Tory MP Chris Heaton-Harris "should probably not have sent" a letter to universities asking for details of Brexit courses, a minister has said.
Universities minister Jo Johnson said his colleague, a government whip, was "regretting very much" his decision,
He said the MP was "pursuing inquiries of his own" which may lead to a book on "the evolution of attitudes" to Europe rather than acting for the government.
Universities enjoyed "24 carat academic freedom" in the UK, he insisted.
Lecturers reacted with anger to the letter, calling it a "sinister" attempt to censor them and accusing Mr Heaton-Harris of conducting a "McCarthyite" witch hunt.
Downing Street distanced itself from the letter by Mr Heaton-Harris, a member of the European Research Group of Tory MP, after he wrote to universities asking for the names of professors teaching Brexit-related courses and details of their syllabuses.
Mr Heaton-Harris has not said himself what his intentions were, but said he believed in "open" debate about the UK's departure from the EU.
Speaking on BBC Radio 4's Today Mr Johnson, who said he had spoken to Mr Heaton-Harris, said: "Chris was acting in an individual capacity as an MP rather than as a government minister… Chris has a very longstanding interest in European affairs and the history of European thought.
"He was pursuing inquiries of his own which may, in time, lead to a book on these questions. It was more of an academic inquiry rather than an attempt to constrain the freedom that academics rightly have."
Asked if the letter should have been sent, he said Mr Heaton-Harris "probably didn't appreciate the degree to which this would be misinterpreted".
He said: "I am sure Chris is regretting this very much. The critical thing is that the government is absolutely committed to academic freedom and to freedom of speech in our universities.

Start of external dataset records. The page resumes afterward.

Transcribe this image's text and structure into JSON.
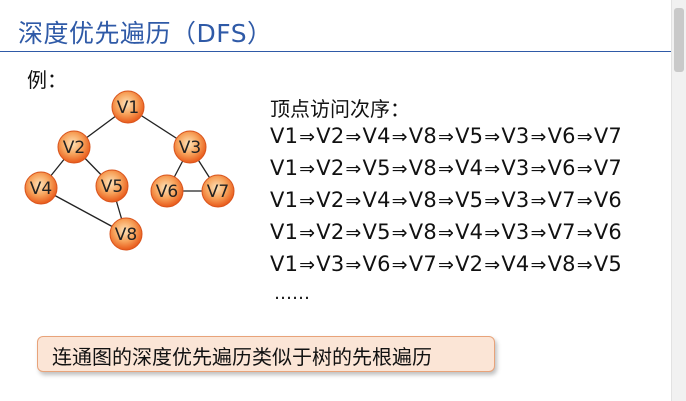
{
  "title": "深度优先遍历（DFS）",
  "example_label": "例：",
  "order_label": "顶点访问次序：",
  "sequences": [
    [
      "V1",
      "V2",
      "V4",
      "V8",
      "V5",
      "V3",
      "V6",
      "V7"
    ],
    [
      "V1",
      "V2",
      "V5",
      "V8",
      "V4",
      "V3",
      "V6",
      "V7"
    ],
    [
      "V1",
      "V2",
      "V4",
      "V8",
      "V5",
      "V3",
      "V7",
      "V6"
    ],
    [
      "V1",
      "V2",
      "V5",
      "V8",
      "V4",
      "V3",
      "V7",
      "V6"
    ],
    [
      "V1",
      "V3",
      "V6",
      "V7",
      "V2",
      "V4",
      "V8",
      "V5"
    ]
  ],
  "arrow": "⇒",
  "ellipsis": "……",
  "note": "连通图的深度优先遍历类似于树的先根遍历",
  "graph": {
    "nodes": [
      {
        "id": "V1",
        "label": "V1"
      },
      {
        "id": "V2",
        "label": "V2"
      },
      {
        "id": "V3",
        "label": "V3"
      },
      {
        "id": "V4",
        "label": "V4"
      },
      {
        "id": "V5",
        "label": "V5"
      },
      {
        "id": "V6",
        "label": "V6"
      },
      {
        "id": "V7",
        "label": "V7"
      },
      {
        "id": "V8",
        "label": "V8"
      }
    ],
    "edges": [
      [
        "V1",
        "V2"
      ],
      [
        "V1",
        "V3"
      ],
      [
        "V2",
        "V4"
      ],
      [
        "V2",
        "V5"
      ],
      [
        "V4",
        "V8"
      ],
      [
        "V5",
        "V8"
      ],
      [
        "V3",
        "V6"
      ],
      [
        "V3",
        "V7"
      ],
      [
        "V6",
        "V7"
      ]
    ]
  },
  "colors": {
    "title": "#2f5aa7",
    "node_fill_center": "#fcd4a0",
    "node_fill_edge": "#e8591a",
    "note_bg": "#fbe5d6"
  }
}
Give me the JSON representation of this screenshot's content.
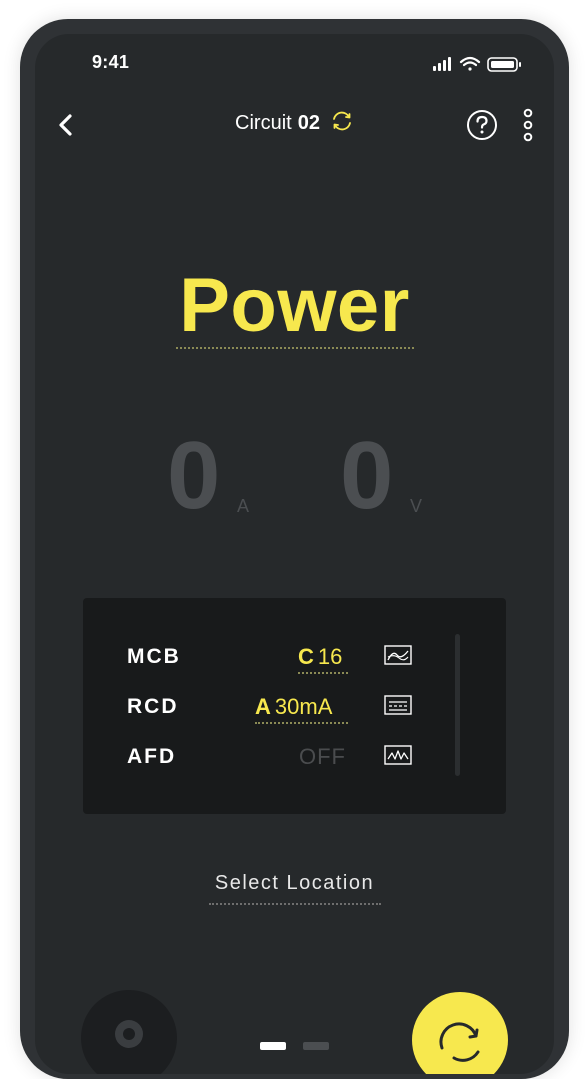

"A letter which could have been misinterpreted should probably not have been sent."Let's